Bill Posters is a former street artist based in the U.K. You may not know his name, but if you’ve been paying attention, you’ve likely seen his work.
He’s the man behind the recent spat of viral deepfakes: videos that make it look like various celebrities and politicians are making outrageous statements that they never really made. The videos that Posters makes are intentionally fabricated to illustrate a political point, but indicate a growing online problem: in the example below, Posters and his collaborator created this video of Mark Zuckerberg and posted it on Instagram to test the company’s policy of refusing to take down deepfake videos, he said.
Reached in the U.K. on the same day that his most recent deepfake videos dropped — videos that made it look like Prime Minister Boris Johnson and opposition leader Jeremy Corbyn were endorsing each other for Prime Minister in the midst of the U.K.’s snap general election — Posters said he had always been interested in exploring and challenging various forms of propaganda, even back when he was a street artist. He was drawn to digital advocacy after the 2017 Cambridge Analytica scandal.
“We had these huge revelations in the ways that these huge companies use our information online to predict the way we act,” he told Digital Trends. “The internet has been almost like a lawless country for twenty years. What we’re seeing now is the effects of the lack of understanding and lack of regulations of these technologies.”
Cambridge Analytica was a data collection agency based in the U.K. that was accused of mining and selling the private data of some 220 million Americans in an attempt to target voters and influence the 2016 U.S. presidential election. It was also revealed the company had done similar work in several other countries, including the U.K.
Posters produced his recent videos of Johnson and Corbyn with the U.K. think tank Future Advocacy to raise awareness of how bad actors may try to influence elections today, even if Cambridge Analytica isn’t around anymore.
“Politicians are really just trying to get a basic understanding of what’s happening,” Posters said, continuing that he sees the role of art today as one of trying to understand the current historical moment.
“For me, it’s about using creative processes to create space for people to engage with and politically explore the major issues that are dividing our lives today,” Posters said. “And a lot of that is the extent to which powerful technologies and personal data are being extracted and use in influential ways. So, how can we subvert the processes and tear the lid off the black box of the technology that’s used online every day?”
Earlier this year, Posters and his collaborator Daniel Howe opened an art installation in Sheffield, U.K., specifically to explore this idea. The project was called “Spectre,” named after the online alias of the American data scientist who sold 87 million Facebook profiles to Cambridge Analytica. The two also created convincing deepfake videos of Kim Kardashian, Freddy Mercury, Donald Trump, Morgan Freeman, and several other prominent figures to illustrate the ease of use and power of the technology.

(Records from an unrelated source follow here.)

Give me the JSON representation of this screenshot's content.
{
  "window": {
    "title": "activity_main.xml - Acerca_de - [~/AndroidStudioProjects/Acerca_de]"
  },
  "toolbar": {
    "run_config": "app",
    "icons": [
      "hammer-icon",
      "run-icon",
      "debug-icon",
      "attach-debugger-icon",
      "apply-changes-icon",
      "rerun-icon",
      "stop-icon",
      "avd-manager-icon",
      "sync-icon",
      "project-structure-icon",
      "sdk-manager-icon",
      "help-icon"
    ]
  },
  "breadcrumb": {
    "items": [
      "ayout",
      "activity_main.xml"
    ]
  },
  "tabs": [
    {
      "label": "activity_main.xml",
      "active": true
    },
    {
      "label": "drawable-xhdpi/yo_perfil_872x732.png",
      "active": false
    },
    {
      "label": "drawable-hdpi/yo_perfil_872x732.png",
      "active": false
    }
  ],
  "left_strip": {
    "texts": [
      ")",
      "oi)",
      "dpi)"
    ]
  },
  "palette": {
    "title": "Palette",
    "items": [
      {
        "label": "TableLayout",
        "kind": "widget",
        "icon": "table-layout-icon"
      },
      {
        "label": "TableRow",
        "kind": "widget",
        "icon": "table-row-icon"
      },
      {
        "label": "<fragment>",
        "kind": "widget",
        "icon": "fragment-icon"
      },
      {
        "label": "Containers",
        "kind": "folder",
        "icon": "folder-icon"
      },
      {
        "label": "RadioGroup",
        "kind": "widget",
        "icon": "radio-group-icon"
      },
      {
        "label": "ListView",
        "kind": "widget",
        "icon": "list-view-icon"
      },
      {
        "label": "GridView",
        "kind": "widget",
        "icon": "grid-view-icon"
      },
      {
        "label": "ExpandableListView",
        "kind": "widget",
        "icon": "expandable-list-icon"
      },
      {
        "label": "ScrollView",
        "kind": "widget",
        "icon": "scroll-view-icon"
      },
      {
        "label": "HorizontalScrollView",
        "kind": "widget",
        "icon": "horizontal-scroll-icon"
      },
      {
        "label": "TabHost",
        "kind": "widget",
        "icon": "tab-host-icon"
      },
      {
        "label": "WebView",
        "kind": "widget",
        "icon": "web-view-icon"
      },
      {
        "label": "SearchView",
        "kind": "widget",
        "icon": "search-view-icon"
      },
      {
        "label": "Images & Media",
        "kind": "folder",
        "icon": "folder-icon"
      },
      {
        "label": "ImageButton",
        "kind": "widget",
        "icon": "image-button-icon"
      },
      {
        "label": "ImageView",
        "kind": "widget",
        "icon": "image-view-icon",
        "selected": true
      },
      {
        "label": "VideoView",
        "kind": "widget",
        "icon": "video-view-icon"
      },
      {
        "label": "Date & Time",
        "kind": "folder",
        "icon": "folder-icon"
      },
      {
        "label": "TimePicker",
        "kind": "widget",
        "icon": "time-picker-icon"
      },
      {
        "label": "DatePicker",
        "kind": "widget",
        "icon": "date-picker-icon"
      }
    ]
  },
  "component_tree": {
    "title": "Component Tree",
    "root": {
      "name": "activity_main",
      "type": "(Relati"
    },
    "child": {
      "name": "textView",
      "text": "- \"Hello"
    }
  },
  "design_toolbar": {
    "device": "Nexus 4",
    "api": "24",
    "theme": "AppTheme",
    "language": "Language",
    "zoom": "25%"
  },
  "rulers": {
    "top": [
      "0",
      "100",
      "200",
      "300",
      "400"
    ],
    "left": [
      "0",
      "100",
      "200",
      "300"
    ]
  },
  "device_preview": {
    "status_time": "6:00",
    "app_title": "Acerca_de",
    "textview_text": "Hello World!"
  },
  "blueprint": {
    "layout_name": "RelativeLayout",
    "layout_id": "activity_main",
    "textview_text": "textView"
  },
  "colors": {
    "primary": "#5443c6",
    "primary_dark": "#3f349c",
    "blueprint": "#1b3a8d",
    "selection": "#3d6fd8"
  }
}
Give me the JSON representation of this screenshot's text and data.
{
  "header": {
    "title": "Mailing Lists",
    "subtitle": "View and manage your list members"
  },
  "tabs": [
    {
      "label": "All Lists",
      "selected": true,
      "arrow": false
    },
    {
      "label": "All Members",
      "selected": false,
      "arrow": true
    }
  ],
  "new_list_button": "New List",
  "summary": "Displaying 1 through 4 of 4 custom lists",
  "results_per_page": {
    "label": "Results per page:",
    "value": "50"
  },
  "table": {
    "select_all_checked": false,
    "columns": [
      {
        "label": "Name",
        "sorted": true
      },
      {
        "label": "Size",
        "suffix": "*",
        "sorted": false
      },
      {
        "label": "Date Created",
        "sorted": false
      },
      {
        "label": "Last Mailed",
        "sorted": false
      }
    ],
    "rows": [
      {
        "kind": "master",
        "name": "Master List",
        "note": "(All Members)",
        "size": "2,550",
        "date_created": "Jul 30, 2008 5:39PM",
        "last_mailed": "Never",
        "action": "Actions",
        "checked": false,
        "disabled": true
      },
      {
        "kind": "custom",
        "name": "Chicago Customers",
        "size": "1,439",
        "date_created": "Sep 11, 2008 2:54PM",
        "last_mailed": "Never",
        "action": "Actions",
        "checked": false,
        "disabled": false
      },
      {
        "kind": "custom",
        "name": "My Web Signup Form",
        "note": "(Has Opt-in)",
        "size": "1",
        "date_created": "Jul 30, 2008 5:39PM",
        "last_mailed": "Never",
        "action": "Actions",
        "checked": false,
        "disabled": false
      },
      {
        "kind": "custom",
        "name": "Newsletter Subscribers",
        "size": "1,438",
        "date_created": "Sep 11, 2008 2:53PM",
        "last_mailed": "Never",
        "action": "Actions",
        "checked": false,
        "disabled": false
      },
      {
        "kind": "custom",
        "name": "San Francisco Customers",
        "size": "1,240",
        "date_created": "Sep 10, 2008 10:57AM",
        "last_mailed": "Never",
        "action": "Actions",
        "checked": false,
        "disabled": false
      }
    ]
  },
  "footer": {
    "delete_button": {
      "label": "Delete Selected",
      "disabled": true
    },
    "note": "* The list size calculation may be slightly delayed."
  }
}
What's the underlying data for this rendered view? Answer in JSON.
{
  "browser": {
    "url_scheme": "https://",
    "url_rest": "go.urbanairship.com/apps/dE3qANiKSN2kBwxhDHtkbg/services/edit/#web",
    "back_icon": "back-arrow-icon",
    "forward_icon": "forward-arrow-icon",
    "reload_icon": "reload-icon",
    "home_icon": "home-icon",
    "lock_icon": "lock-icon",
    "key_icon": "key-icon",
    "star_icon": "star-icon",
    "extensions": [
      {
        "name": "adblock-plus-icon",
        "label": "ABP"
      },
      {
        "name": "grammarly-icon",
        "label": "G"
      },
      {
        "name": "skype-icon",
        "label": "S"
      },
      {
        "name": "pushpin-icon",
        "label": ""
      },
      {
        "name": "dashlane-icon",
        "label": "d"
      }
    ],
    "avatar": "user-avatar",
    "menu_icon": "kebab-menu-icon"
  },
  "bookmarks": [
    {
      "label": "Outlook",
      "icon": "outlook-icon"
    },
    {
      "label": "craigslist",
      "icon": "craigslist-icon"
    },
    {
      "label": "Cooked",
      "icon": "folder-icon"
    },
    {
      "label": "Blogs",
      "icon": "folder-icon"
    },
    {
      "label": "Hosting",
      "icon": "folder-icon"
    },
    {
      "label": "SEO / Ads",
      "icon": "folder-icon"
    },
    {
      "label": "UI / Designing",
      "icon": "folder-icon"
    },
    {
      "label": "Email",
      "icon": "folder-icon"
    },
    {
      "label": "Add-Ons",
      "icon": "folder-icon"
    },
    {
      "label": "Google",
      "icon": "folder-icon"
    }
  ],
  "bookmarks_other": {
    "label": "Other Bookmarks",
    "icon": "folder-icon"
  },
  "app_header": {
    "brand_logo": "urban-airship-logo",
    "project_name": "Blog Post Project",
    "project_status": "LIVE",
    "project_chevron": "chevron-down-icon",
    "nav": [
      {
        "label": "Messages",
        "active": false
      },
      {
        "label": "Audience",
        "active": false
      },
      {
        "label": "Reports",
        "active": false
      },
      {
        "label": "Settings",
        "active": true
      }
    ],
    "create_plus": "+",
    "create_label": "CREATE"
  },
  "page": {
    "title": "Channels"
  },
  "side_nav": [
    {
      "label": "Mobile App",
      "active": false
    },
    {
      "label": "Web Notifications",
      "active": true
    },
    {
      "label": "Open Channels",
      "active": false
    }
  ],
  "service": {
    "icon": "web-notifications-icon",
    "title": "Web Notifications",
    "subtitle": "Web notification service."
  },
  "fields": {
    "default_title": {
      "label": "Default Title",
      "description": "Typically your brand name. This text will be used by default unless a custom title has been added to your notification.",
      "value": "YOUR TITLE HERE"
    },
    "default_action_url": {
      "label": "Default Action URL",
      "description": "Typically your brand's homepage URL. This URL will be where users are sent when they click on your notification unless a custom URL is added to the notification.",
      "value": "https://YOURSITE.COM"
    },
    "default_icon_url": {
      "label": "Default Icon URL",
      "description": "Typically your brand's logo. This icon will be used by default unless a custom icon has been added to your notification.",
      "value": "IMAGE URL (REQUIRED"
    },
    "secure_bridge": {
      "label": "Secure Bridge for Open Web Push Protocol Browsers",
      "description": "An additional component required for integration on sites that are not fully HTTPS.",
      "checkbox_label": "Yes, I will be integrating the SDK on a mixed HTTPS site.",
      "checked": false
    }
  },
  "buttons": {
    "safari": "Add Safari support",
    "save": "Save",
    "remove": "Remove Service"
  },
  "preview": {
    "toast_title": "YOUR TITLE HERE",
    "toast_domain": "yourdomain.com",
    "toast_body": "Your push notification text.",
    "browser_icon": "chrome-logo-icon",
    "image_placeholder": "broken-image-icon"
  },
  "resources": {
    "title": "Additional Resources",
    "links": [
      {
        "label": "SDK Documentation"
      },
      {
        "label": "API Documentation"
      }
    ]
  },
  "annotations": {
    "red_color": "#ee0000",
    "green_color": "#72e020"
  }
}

Howe at the time said in a statement that the artists’ goal was to use the same data trolling and profiling techniques that big online companies use to “provide a personalized experience that allows users to feel what is at stake when the data taken from us in countless everyday actions is used in unexpected and potentially dangerous ways.”
A big part of that, Posters said, is misinformation. Posters is striving to explore ordinary people’s artistic and social relationships to these new forms of power. “What we’re seeing now is a reality where some of these companies are almost behaving like nation states,” he said. “They have no borders, they’re trillion-dollar companies, they don’t turn up to be questioned by selected representatives, so the balance of power has shifted away from our democratic institutions and toward corporations.”
Both Posters and the head of the think tank at Future Advocacy, Areeq Chowdhury, said they believe it’s up to the politicians to rein in the influence of these companies and, with it, problems like deepfake videos.
“There are a few politicians waking up to the idea that we need more regulation,” Chowdhury told Digital Trends when the videos of Johnson and Corbyn went live. “This is a problematic position we’re in. The responsibility for protecting democracy should not be outsourced to private companies in Silicon Valley.”
“It’s the job of an elected representative to hold power to account,” Posters said. “Our laws to control and protect our election are so outdated. Facebook basically just legitimizes targeted misinformation campaigns. Democracy can’t function without privacy.
“This is really at the heart of why we made these deepfakes of these politicians,” he continued. “To show that anyone’s personal data could be used in unexpected ways, even those in power.”